Posted on 14 February 2011
1,700-year-old jewels uncovered in Ephesus
A tomb featuring intricate mosaics has been found in the archaeologically rich Selçuk district of Izmir. Archaeologists uncovered 55 skeletons buried in five graves and 18 pieces of delicate 1,700-year-old golden jewelry.
Austrian Archaeological Committee President Sabine Ladstatter said they found a variety of objects, including silk clothes with golden threads, but that the jewels in particular were a big surprise.
The uncovered pieces have meticulous details so these graves surely belonged to upper-class people in Ephesus, she said.
A ring made of onyx stone on which the image of Artemis was meticulously carved and the details of which can only be seen with a magnifying glass was the most attractive piece, Ladstatter said, adding that the pieces they found showed the highly developed industry of the time.
Precautions taken against illegal excavations
Saying illegal excavations were the biggest problem they faced, Ladstatter said they knew graves had been plundered throughout history so it was surprising that they were still able to find precious pieces.
They even witnessed the pieces found during illegal excavations put up for auction on the Internet, she said, adding that the Culture and Tourism Ministry needed to give priority to excavations around the necropolis area in order to prevent the plundering and illegal excavations.
The excavations they had conducted at eight points had come to an end for the season, though the restoration and geophysical analysis would continue, Ladstatter said, adding that 166 scientists took part in this year’s excavations, including Austrians, Turks and Germans.

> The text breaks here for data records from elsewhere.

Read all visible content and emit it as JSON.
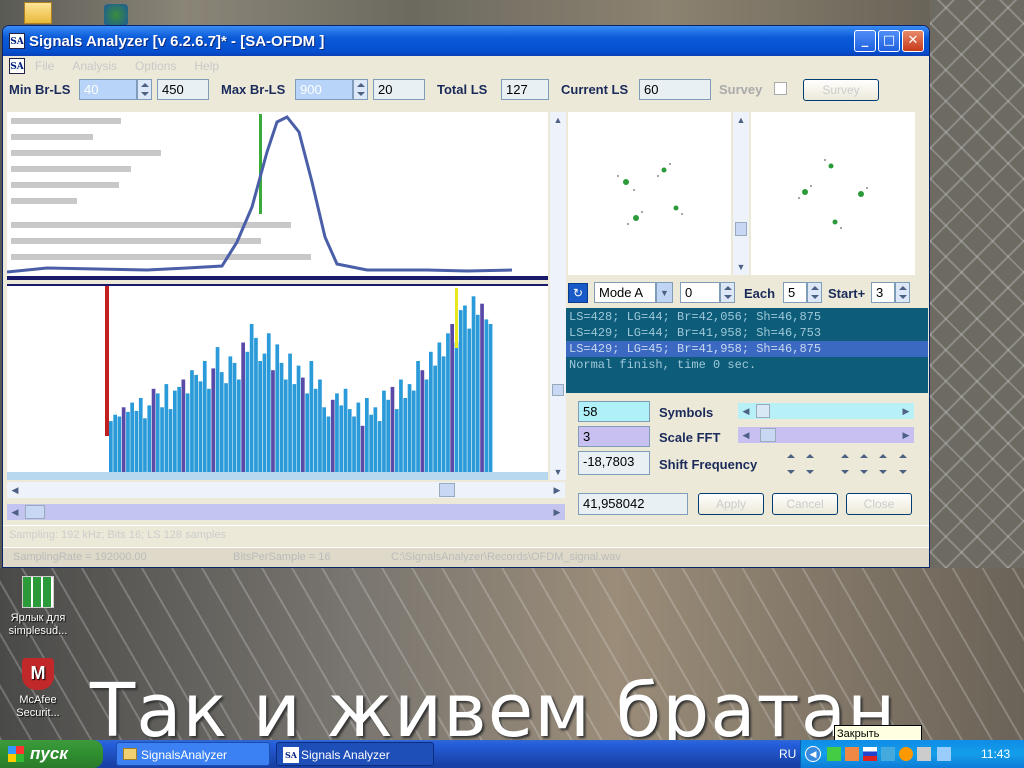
{
  "window": {
    "title": "Signals Analyzer [v 6.2.6.7]* - [SA-OFDM ]",
    "app_icon": "SA"
  },
  "menu": [
    "File",
    "Analysis",
    "Options",
    "Help"
  ],
  "toolbar": {
    "min_br_label": "Min Br-LS",
    "min_br_value": "40",
    "min_br_value2": "450",
    "max_br_label": "Max Br-LS",
    "max_br_value": "900",
    "max_br_value2": "20",
    "total_ls_label": "Total LS",
    "total_ls_value": "127",
    "current_ls_label": "Current LS",
    "current_ls_value": "60",
    "survey_label": "Survey",
    "survey_button": "Survey"
  },
  "mode": {
    "mode_value": "Mode A",
    "index_value": "0",
    "each_label": "Each",
    "each_value": "5",
    "start_label": "Start+",
    "start_value": "3"
  },
  "log": [
    "LS=428; LG=44; Br=42,056; Sh=46,875",
    "LS=429; LG=44; Br=41,958; Sh=46,753",
    "LS=429; LG=45; Br=41,958; Sh=46,875",
    "Normal finish, time 0 sec."
  ],
  "controls": {
    "symbols_value": "58",
    "symbols_label": "Symbols",
    "scale_fft_value": "3",
    "scale_fft_label": "Scale FFT",
    "shift_value": "-18,7803",
    "shift_label": "Shift Frequency",
    "freq_value": "41,958042",
    "btn1": "Apply",
    "btn2": "Cancel",
    "btn3": "Close"
  },
  "status": {
    "line1": "Sampling: 192 kHz; Bits 16; LS 128 samples",
    "sampling": "SamplingRate = 192000.00",
    "bits": "BitsPerSample = 16",
    "file": "C:\\SignalsAnalyzer\\Records\\OFDM_signal.wav"
  },
  "desktop": {
    "icons": [
      {
        "label": "Ярлык для simplesud..."
      },
      {
        "label": "McAfee Securit..."
      }
    ],
    "caption": "Так и живем братан"
  },
  "taskbar": {
    "start": "пуск",
    "tasks": [
      "SignalsAnalyzer",
      "Signals Analyzer"
    ],
    "lang": "RU",
    "clock": "11:43",
    "tooltip": "Закрыть"
  },
  "chart_data": {
    "type": "bar",
    "values": [
      55,
      62,
      60,
      70,
      65,
      75,
      66,
      80,
      58,
      72,
      90,
      85,
      70,
      95,
      68,
      88,
      92,
      100,
      85,
      110,
      105,
      98,
      120,
      90,
      112,
      135,
      108,
      96,
      125,
      118,
      100,
      140,
      130,
      160,
      145,
      120,
      128,
      150,
      110,
      138,
      118,
      100,
      128,
      95,
      115,
      102,
      85,
      120,
      90,
      100,
      70,
      60,
      78,
      85,
      72,
      90,
      68,
      60,
      75,
      50,
      80,
      62,
      70,
      55,
      88,
      78,
      92,
      68,
      100,
      80,
      95,
      88,
      120,
      110,
      100,
      130,
      115,
      140,
      125,
      150,
      160,
      140,
      175,
      180,
      155,
      190,
      170,
      182,
      165,
      160
    ]
  }
}
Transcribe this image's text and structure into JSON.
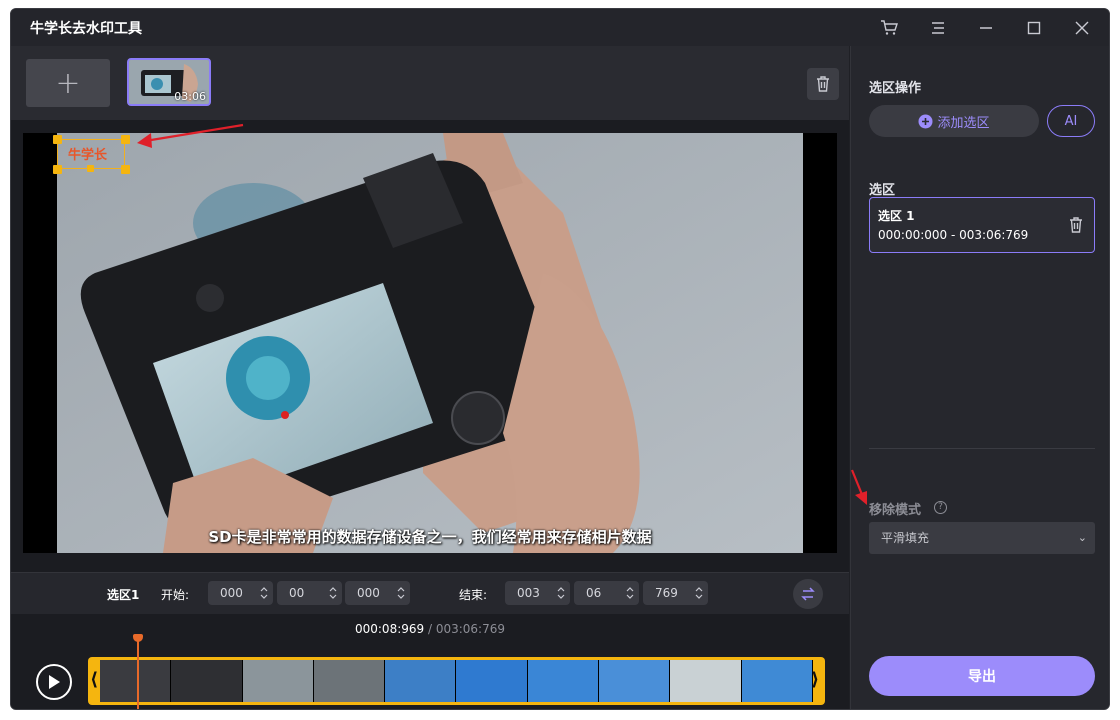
{
  "app": {
    "title": "牛学长去水印工具",
    "controls": [
      "cart-icon",
      "menu-icon",
      "minimize-icon",
      "maximize-icon",
      "close-icon"
    ]
  },
  "media": {
    "add_label": "+",
    "thumbnail_duration": "03:06"
  },
  "video": {
    "subtitle": "SD卡是非常常用的数据存储设备之一，我们经常用来存储相片数据",
    "watermark_text": "牛学长"
  },
  "range": {
    "selection_label": "选区1",
    "start_label": "开始:",
    "start": [
      "000",
      "00",
      "000"
    ],
    "end_label": "结束:",
    "end": [
      "003",
      "06",
      "769"
    ]
  },
  "timeline": {
    "current": "000:08:969",
    "separator": " / ",
    "total": "003:06:769"
  },
  "sidebar": {
    "ops_title": "选区操作",
    "add_selection_label": "添加选区",
    "ai_label": "AI",
    "selections_title": "选区",
    "selection": {
      "name": "选区 1",
      "range": "000:00:000 - 003:06:769"
    },
    "removal_mode_label": "移除模式",
    "removal_mode_value": "平滑填充",
    "export_label": "导出"
  },
  "colors": {
    "accent": "#9c8cfb",
    "handle": "#f5b50f",
    "arrow": "#e0202a"
  }
}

We have had a very successful year, said Ladstatter, adding that they reached very important findings, especially in the necropolis and Çukuriçihöyük excavations. The Çukuriçihöyük excavations offered critical hints about the early Bronze and Aegean Neolithic eras, said Ladstatter, underlining that the fish and seashells around the uncovered houses and fireplaces suggested that this area was located at the edge of the sea in 3,000 B.C.
The Ephesus excavations representative of the Culture and Tourism Ministry, Dr. Soner Atesogullari, also said they held a productive session regarding Aegean prehistory and relations between the Aegean and Anatolia. Saying the tomb reflected the development level of the era in terms of architecture and jewelry and that it was an important part of culture history, Atesogullari said they concluded that the older skeletons were Pagan while the subsequent ones were Christian.
We are interested in the qualities of the objects rather than finding gold, he said. Jewels found in the tombs will be exhibited in the Ephesus Museum after they have been thoroughly studied.
Monday, October 13, 2008 – Anatolia News Agency